His next fight was televised on ESPN's boxing show, ESPN Friday Night Fights, on July 15, 1994, as he faced former and future world champion and future hall-of-famer Michael Carbajal at the America West Arena, only a few blocks away from Carbajal's house at Phoenix, Arizona. In this fight, the referee Tony Gibson, slipped and almost fell out of the ring in round four.[citation needed] Carbajal beat Camacho by a twelve-round unanimous decision to take the WBO title away from the Puerto Rican.[10]

Career decline[edit]

Camacho lost his next three fights, effectively completing a four fight losing streak (which started with his title losing effort against Carbajal). These included a challenge of World Boxing Board Flyweight champion Marc Johnson by knockout in eight, exactly one year after the Carbajal fight, on July 15, 1995, at the Great Western Forum in Inglewood, California,[11] (as part of the Saman Sorjaturong-Humberto Gonzalez undercard), a challenge of World Boxing Union Light-Flyweight champion Nungdiaw Sakcharuporn on January 27, 1996, at the Bansaen Stadium, Chonburi, Thailand, when he was beaten by ninth-round technical knockout,[12] and a loss to WBA Fedelatin Light-Flyweight monarch Gilberto Gonzalez, 7-1-1, by a fifth-round technical knockout at Miami, Florida, March 23, 1996.[13]

Camacho retired after the loss to Gonzalez, but then returned on March 4, 1999, defeating Miguel Del Valle by eight-round decision. This turned out to be Camacho's last career victory, and he subsequently lost to Leo Gamez by an eight-round knockout at Roberto Clemente Coliseum in San Juan, May 29, 1999, for the WBA's interim Super-Flyweight title, then to Gerson Guerrero by a first-round knockout at Fantasy Springs Casino in Indio, California, for the vacant North American Boxing Federation's Flyweight title on May 19, 2001, and to Miguel Del Valle in a rematch, May 25, 2002, at the Acropolis in Manati, Puerto Rico, by a twelve-round unanimous decision for the WBC's CABOFE Flyweight championship.[14]

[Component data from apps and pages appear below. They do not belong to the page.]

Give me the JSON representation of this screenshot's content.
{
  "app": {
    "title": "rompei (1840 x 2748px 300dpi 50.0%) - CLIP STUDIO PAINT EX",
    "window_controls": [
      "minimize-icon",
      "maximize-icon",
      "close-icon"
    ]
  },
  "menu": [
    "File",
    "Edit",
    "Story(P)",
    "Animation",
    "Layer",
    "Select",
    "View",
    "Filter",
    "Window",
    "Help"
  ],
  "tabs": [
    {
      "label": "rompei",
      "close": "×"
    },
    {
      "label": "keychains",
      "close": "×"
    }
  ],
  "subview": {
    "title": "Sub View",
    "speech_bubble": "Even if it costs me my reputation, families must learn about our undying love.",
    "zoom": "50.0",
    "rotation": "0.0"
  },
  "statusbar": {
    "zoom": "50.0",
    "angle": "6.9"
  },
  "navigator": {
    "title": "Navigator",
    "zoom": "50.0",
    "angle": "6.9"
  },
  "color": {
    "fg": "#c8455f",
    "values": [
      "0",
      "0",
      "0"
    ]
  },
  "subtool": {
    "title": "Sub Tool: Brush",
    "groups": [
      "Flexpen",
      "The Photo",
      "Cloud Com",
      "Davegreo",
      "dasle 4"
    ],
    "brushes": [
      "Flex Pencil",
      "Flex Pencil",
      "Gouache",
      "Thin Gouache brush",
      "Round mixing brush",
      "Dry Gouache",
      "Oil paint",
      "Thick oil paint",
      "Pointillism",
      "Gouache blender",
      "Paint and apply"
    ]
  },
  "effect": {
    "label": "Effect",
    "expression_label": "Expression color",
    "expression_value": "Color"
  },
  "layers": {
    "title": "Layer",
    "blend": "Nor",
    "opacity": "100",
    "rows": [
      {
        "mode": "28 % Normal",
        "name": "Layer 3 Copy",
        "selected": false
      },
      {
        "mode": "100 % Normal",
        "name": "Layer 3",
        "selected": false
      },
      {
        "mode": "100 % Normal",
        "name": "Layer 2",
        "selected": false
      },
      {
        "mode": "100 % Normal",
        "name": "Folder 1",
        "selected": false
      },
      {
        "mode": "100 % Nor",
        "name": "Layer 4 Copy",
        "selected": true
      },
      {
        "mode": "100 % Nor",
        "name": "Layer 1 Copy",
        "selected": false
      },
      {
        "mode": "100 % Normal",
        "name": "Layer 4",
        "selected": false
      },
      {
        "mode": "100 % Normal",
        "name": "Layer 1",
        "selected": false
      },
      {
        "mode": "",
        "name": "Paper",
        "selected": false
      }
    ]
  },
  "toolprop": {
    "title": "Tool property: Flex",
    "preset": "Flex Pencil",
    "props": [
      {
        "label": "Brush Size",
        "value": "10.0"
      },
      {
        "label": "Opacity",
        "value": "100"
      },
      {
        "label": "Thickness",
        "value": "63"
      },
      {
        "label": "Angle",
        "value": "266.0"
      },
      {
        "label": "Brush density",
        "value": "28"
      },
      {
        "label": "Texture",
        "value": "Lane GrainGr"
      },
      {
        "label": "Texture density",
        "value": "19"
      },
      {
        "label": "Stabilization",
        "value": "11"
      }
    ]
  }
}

Camacho retired permanently after the rematch with Del Valle, with a record of 16 wins and 9 losses in 25 professional boxing bouts, 6 wins by way of knockout.